He got a job working at night in a meat packing house in Des Moines, Iowa; married Donna Graham in 1939, and started a family. After serving in Word War II, he attended Drake University in Des Moines, Iowa, receiving a Bachelor of Arts degree in 1948, and a Bachelor of Laws degree in 1950. By the time he was admitted to the practice his family consisted of a wife and six children; four of whom would follow his footsteps into law. He was admitted to the practice of law in Iowa in 1950; and while he remained there he started a newspaper for Blacks, the Iowa Sepia News; was president of the NAACP chapter in Des Moines; and was an early member of the National Bar Association.

Admitted to the Washington State Bar in 1958, he became involved in the community and served as a board member of the Seattle Urban League, the Rotary Club, the East Madison YMCA, and the East Madison Commercial Club. He continued to practice law until 1990 and up to his death in 1995; he talked of practicing on a limited basis because he missed providing assistance to his people.

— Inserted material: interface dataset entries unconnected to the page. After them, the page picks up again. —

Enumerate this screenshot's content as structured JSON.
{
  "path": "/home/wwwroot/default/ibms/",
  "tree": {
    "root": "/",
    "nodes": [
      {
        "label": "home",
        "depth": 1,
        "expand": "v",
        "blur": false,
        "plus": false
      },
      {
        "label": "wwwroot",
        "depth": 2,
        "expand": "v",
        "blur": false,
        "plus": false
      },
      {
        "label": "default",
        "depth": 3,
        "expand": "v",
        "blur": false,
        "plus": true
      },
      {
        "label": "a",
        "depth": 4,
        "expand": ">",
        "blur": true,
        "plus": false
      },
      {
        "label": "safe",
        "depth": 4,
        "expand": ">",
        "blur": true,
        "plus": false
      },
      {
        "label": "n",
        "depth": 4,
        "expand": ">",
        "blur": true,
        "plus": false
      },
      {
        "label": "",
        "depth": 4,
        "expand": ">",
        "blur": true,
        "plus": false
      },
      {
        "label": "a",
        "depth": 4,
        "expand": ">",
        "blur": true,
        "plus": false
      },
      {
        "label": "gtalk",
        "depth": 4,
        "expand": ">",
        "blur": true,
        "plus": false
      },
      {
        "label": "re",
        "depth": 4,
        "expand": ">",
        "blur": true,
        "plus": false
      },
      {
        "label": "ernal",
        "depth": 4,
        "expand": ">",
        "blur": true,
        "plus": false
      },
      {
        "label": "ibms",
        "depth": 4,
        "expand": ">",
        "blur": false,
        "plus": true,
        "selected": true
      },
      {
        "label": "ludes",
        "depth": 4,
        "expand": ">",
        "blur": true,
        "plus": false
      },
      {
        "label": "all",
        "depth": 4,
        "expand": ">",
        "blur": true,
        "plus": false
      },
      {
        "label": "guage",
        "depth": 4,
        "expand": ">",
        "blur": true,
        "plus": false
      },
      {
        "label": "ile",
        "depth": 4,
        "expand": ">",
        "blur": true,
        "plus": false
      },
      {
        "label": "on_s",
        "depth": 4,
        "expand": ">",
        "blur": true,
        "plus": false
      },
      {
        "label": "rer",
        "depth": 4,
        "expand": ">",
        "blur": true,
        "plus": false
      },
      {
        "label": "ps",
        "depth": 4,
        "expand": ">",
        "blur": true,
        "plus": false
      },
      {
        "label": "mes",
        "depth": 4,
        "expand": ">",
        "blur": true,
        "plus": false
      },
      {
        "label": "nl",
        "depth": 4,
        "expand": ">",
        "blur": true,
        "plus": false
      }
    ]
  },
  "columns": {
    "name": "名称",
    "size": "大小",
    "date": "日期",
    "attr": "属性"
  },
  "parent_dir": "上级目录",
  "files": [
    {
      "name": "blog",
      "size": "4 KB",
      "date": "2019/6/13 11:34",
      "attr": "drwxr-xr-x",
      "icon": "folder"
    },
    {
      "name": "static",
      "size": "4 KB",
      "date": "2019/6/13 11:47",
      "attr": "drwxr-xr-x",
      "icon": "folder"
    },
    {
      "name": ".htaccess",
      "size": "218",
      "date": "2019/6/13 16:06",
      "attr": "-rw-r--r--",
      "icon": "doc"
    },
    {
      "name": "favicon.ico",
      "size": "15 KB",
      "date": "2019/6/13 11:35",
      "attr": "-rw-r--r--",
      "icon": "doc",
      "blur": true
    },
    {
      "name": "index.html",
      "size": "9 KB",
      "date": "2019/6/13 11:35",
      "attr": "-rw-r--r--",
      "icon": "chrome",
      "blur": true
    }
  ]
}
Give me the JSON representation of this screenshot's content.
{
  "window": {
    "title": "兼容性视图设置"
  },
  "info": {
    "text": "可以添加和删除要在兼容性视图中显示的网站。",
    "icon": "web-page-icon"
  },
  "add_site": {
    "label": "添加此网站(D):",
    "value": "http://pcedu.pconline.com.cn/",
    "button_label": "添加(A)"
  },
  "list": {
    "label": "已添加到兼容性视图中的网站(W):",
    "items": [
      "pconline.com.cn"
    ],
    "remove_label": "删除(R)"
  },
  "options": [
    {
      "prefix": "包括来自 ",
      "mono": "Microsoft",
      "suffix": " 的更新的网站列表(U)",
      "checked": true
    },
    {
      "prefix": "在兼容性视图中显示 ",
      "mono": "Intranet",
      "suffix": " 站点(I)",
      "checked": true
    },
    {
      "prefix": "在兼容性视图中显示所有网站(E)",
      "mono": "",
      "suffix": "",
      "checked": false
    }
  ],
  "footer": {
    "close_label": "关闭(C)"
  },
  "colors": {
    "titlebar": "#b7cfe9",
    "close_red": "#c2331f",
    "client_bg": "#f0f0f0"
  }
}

As a founder of LMBA he provided pro bono representation to many members of the Black community making his law firm renowned. His progeny have perpetuated his legacy by following his footsteps into the practice of law.